PurpHaze
05-01-2007, 09:33 PM
Had to replace the top end on a valve today with an unusual leakage point. Valve has to be an original on this high school site. :)

Dirty Water
05-01-2007, 09:43 PM
That is an oldie.

Do the new irritrol parts first those?

Remote Pigtails
05-01-2007, 10:10 PM
Ah yes the HR 2.0? I have seen that leak on their 1" and 1.5" Their are a lot of those in Dallas. You can still buy bonnets for the 1"

irrig8r
05-02-2007, 02:49 AM
Irritrol solenoids will fit 'em, but you have to take off the plunger retainer and be careful of the brass threads as you thread the solenoid into the bonnet... BTW, the solenoid in the pic was likely not the original. The original HRs were horseshoe shaped.

PurpHaze
05-02-2007, 08:25 AM
Do the new irritrol parts first those?

Irritrol solenoids will fit 'em, but you have to take off the plunger retainer and be careful of the brass threads as you thread the solenoid into the bonnet... BTW, the solenoid in the pic was likely not the original. The original HRs were horseshoe shaped.

All the current Irritrol Century Plus valve parts match up. The gray giaphragm seat ring was replaced along with the diaphragm, spring, and bonnet top end. Only thing left in the ground was the body.

Major body difference is that the brass studs on the old models are not secured into the plastic (like the new version) and can unthread completely from the body if the nut is rusted and catches on the upper end of the thread from rust or dings. You need to wire brush the nut and upper threads and spray them before attempting removal. Sometimes it can be a chore to remove the bonnet nuts. We had two of the eight nuts freeze up but were finally able to free them. You can also buy replacement studs from Irritrol and then set them using two opposing nuts on the top of the stud to thread them in.

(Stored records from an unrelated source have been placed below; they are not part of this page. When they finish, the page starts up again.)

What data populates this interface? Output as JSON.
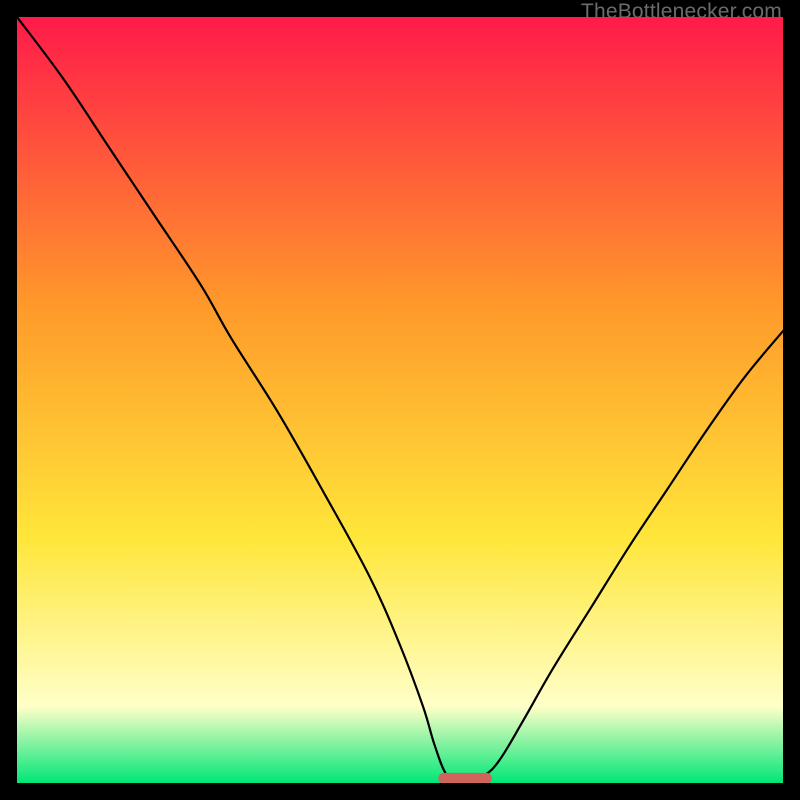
{
  "watermark": "TheBottlenecker.com",
  "colors": {
    "gradient_top": "#ff1a4a",
    "gradient_mid1": "#ff9a2a",
    "gradient_mid2": "#ffe63a",
    "gradient_pale": "#ffffc8",
    "gradient_bottom": "#00e676",
    "line": "#000000",
    "marker": "#d0635b",
    "frame_bg": "#000000"
  },
  "chart_data": {
    "type": "line",
    "title": "",
    "xlabel": "",
    "ylabel": "",
    "xlim": [
      0,
      100
    ],
    "ylim": [
      0,
      100
    ],
    "x": [
      0,
      6,
      12,
      18,
      24,
      28,
      34,
      40,
      46,
      50,
      53,
      54.5,
      56,
      57.5,
      59,
      61,
      63,
      66,
      70,
      75,
      80,
      85,
      90,
      95,
      100
    ],
    "y": [
      100,
      92,
      83,
      74,
      65,
      58,
      48.5,
      38,
      27,
      18,
      10,
      5,
      1.2,
      0.6,
      0.6,
      1.0,
      3,
      8,
      15,
      23,
      31,
      38.5,
      46,
      53,
      59
    ],
    "flat_segment": {
      "x0": 56.5,
      "x1": 60.5,
      "y": 0.6
    },
    "marker": {
      "x0": 55,
      "x1": 62,
      "y": 0.6
    }
  }
}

You also have to be careful about the bleeder rod if only changing that out. There are some minor differences between the old ones and new ones especially in the area of the threads right below the "thumb screw" on the top. The newer ones are generally too long in the threads and the rod won't seat flush, causing leakage. We've saved parts over the years for just such occurrences.

As Irrig8r notes this is an old replacement solenoid. All metal solenoids can be a real PITA and we only have a 50/50 chance of successfully replacing them. The metal threads often rust together making it virtually impossible to remove the solenoid. The solenoid housing will spin on an internal rod connected to the threads that are then rusted onto the receiving threads in the bonnet. You usually then have to destroy the solenoid housing to get at the rod and then attempt to turn it with a small set of pliers to try and break it loose. In most cases the plastic bonnet around the solenoid threads will break and you end up having to do a top end on the valve anyway. If a metal solenoid doesn't start unscrewing for us right away we'll usually just shut the water down and do a top end. More costly but much quicker.

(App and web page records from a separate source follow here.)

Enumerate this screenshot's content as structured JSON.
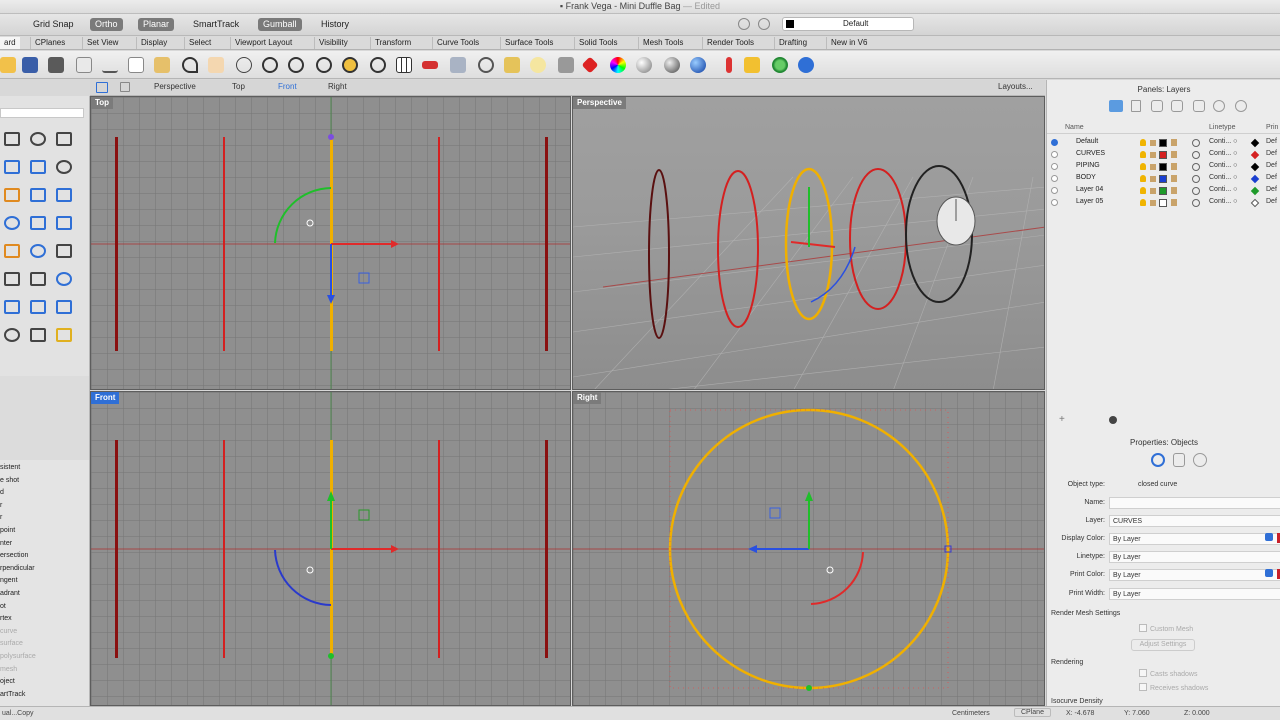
{
  "window": {
    "title": "Frank Vega - Mini Duffle Bag",
    "edited": "— Edited"
  },
  "modebar": {
    "items": [
      {
        "label": "Grid Snap",
        "on": false
      },
      {
        "label": "Ortho",
        "on": true
      },
      {
        "label": "Planar",
        "on": true
      },
      {
        "label": "SmartTrack",
        "on": false
      },
      {
        "label": "Gumball",
        "on": true
      },
      {
        "label": "History",
        "on": false
      }
    ],
    "current_layer": "Default"
  },
  "tabs": [
    "ard",
    "CPlanes",
    "Set View",
    "Display",
    "Select",
    "Viewport Layout",
    "Visibility",
    "Transform",
    "Curve Tools",
    "Surface Tools",
    "Solid Tools",
    "Mesh Tools",
    "Render Tools",
    "Drafting",
    "New in V6"
  ],
  "viewport_tabs": {
    "items": [
      "Perspective",
      "Top",
      "Front",
      "Right"
    ],
    "current": "Front",
    "layouts": "Layouts..."
  },
  "viewports": {
    "top": "Top",
    "perspective": "Perspective",
    "front": "Front",
    "right": "Right"
  },
  "osnap_items": [
    {
      "label": "sistent",
      "dim": false
    },
    {
      "label": "e shot",
      "dim": false
    },
    {
      "label": "d",
      "dim": false
    },
    {
      "label": "r",
      "dim": false
    },
    {
      "label": "r",
      "dim": false
    },
    {
      "label": "point",
      "dim": false
    },
    {
      "label": "nter",
      "dim": false
    },
    {
      "label": "ersection",
      "dim": false
    },
    {
      "label": "rpendicular",
      "dim": false
    },
    {
      "label": "ngent",
      "dim": false
    },
    {
      "label": "adrant",
      "dim": false
    },
    {
      "label": "ot",
      "dim": false
    },
    {
      "label": "rtex",
      "dim": false
    },
    {
      "label": "curve",
      "dim": true
    },
    {
      "label": "surface",
      "dim": true
    },
    {
      "label": "polysurface",
      "dim": true
    },
    {
      "label": "mesh",
      "dim": true
    },
    {
      "label": "oject",
      "dim": false
    },
    {
      "label": "artTrack",
      "dim": false
    }
  ],
  "layers_panel": {
    "title": "Panels: Layers",
    "col_name": "Name",
    "col_linetype": "Linetype",
    "col_print": "Prin",
    "rows": [
      {
        "name": "Default",
        "color": "#000000",
        "linetype": "Conti... ○",
        "print": "Def",
        "current": true
      },
      {
        "name": "CURVES",
        "color": "#d42020",
        "linetype": "Conti... ○",
        "print": "Def",
        "current": false
      },
      {
        "name": "PIPING",
        "color": "#000000",
        "linetype": "Conti... ○",
        "print": "Def",
        "current": false
      },
      {
        "name": "BODY",
        "color": "#1a3fd0",
        "linetype": "Conti... ○",
        "print": "Def",
        "current": false
      },
      {
        "name": "Layer 04",
        "color": "#1e9a2a",
        "linetype": "Conti... ○",
        "print": "Def",
        "current": false
      },
      {
        "name": "Layer 05",
        "color": "#ffffff",
        "linetype": "Conti... ○",
        "print": "Def",
        "current": false
      }
    ]
  },
  "properties_panel": {
    "title": "Properties: Objects",
    "object_type_label": "Object type:",
    "object_type": "closed curve",
    "name_label": "Name:",
    "name_value": "",
    "layer_label": "Layer:",
    "layer_value": "CURVES",
    "display_color_label": "Display Color:",
    "display_color_value": "By Layer",
    "linetype_label": "Linetype:",
    "linetype_value": "By Layer",
    "print_color_label": "Print Color:",
    "print_color_value": "By Layer",
    "print_width_label": "Print Width:",
    "print_width_value": "By Layer",
    "render_mesh_label": "Render Mesh Settings",
    "custom_mesh": "Custom Mesh",
    "adjust_settings": "Adjust Settings",
    "rendering_label": "Rendering",
    "casts_shadows": "Casts shadows",
    "receives_shadows": "Receives shadows",
    "isocurve_label": "Isocurve Density"
  },
  "statusbar": {
    "command": "ual...Copy",
    "units": "Centimeters",
    "cplane": "CPlane",
    "x": "X: -4.678",
    "y": "Y: 7.060",
    "z": "Z: 0.000"
  }
}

PurpHaze
05-02-2007, 08:40 AM
One additional major difference between the old valves and newer Century Plus valves. The bonnet and diaphragm have been slightly reengineered. The upper rim of the diaphragm has a larger protruding bead of rubber that nests into a bigger groove on the bonnet underside rim for better leak prevention. You cannot mix and match diaphragms and bonnets from the different eras. You can still purchase "old" style diaphragms if you're going to just replace it with the old bonnet staying intact. We've found it much easier to just do a complete top end and then the valve is basically new.

Also... the old valves were not equipped with an actuator lever at the solenoid, just the bleeder screw. There are two generations of actuator adapters and levers. Often the newest one will not retrofit into the oldest solenoid threads... internal space is different.